Your assignment:
Check each line of the listing for the word "title" and report the ones that have it.

Given records:
****************************************

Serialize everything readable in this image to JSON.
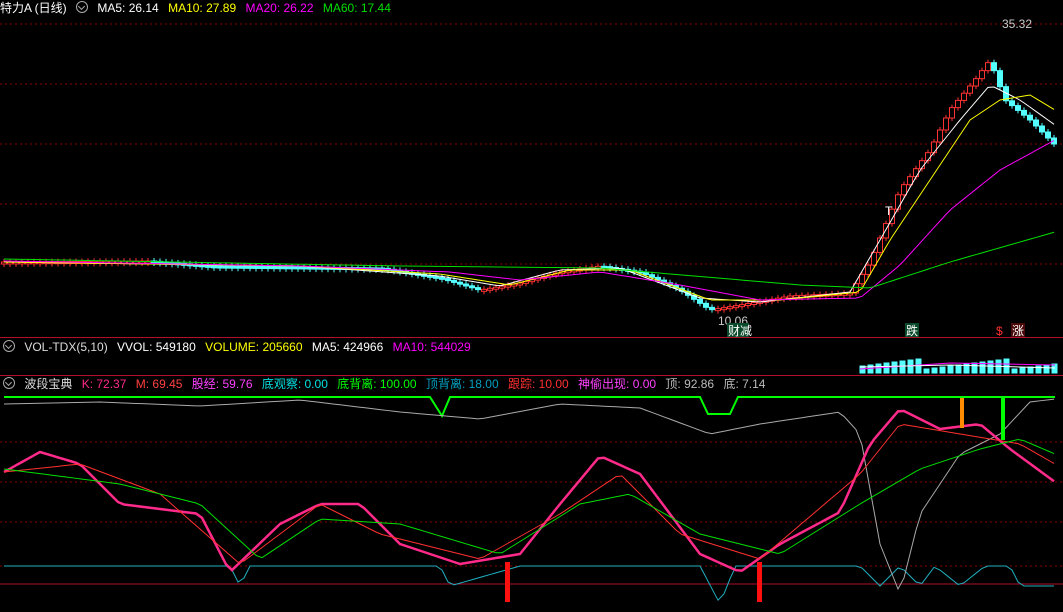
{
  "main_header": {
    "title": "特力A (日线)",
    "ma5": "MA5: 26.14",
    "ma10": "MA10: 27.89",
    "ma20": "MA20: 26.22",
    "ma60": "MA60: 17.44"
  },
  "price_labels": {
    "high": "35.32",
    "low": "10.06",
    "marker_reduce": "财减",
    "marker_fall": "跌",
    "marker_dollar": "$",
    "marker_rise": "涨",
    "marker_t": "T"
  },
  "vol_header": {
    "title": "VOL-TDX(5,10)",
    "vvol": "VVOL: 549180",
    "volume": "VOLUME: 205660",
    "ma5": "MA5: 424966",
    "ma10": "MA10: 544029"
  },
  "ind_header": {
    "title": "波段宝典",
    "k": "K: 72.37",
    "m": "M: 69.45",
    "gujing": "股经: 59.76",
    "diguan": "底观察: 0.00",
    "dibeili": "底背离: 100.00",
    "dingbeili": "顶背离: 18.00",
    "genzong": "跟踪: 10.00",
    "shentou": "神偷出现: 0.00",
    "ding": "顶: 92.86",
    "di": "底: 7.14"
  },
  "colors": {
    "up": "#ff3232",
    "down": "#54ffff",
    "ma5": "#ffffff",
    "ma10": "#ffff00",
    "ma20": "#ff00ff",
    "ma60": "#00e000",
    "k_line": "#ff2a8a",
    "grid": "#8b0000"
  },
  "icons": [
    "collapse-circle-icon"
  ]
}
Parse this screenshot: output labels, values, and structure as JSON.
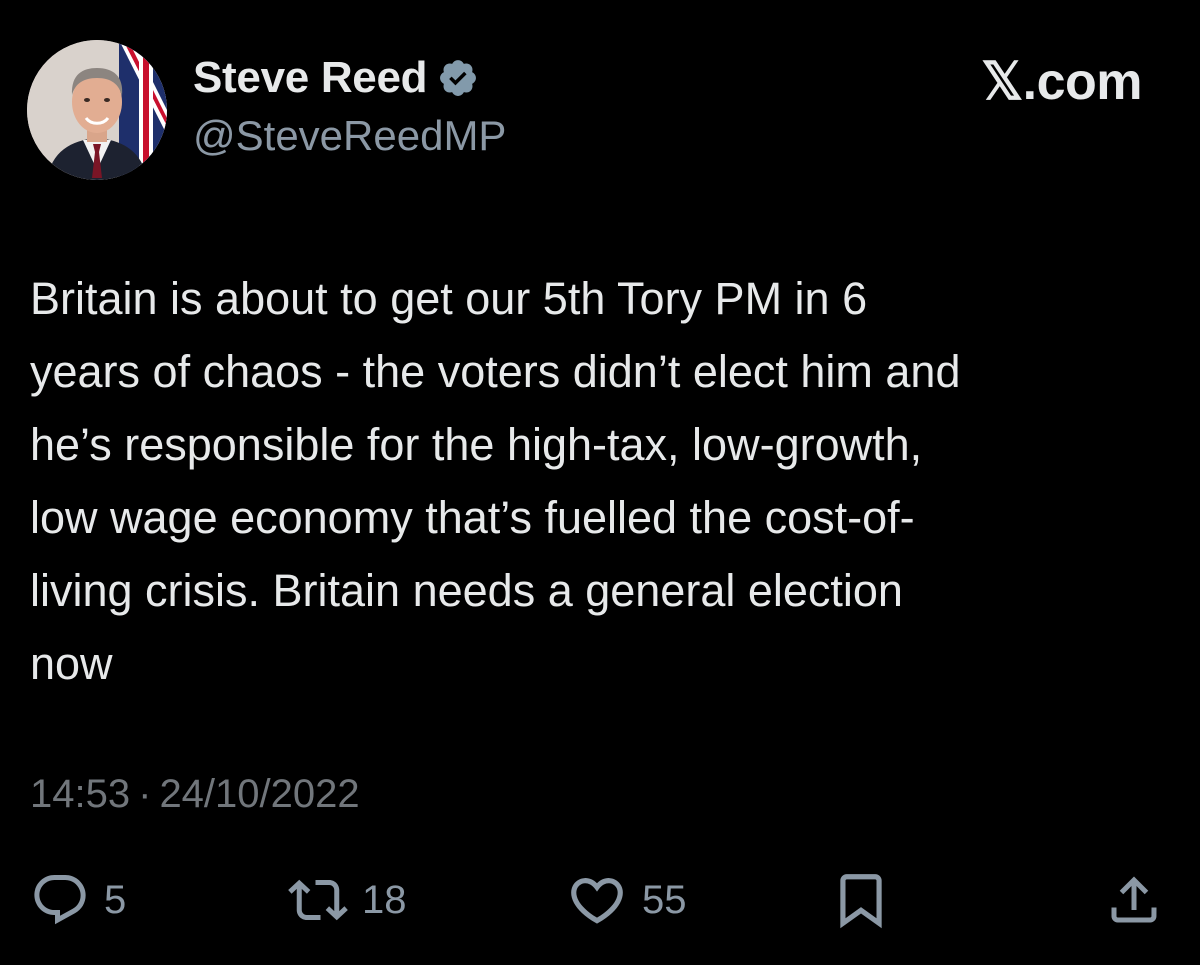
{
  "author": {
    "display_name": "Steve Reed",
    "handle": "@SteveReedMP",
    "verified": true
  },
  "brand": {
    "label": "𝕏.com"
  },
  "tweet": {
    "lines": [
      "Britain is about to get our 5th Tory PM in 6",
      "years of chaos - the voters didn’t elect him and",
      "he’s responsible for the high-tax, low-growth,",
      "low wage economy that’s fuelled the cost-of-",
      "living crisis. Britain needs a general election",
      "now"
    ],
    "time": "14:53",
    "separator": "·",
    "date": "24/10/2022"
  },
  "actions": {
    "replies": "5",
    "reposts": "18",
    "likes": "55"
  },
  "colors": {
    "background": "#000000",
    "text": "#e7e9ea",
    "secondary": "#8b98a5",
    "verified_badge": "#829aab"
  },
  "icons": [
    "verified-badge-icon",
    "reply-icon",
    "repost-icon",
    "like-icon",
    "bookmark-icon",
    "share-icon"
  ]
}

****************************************

Task output:
    "title": "特力A (日线)",
    "title": "VOL-TDX(5,10)",
    "title": "波段宝典",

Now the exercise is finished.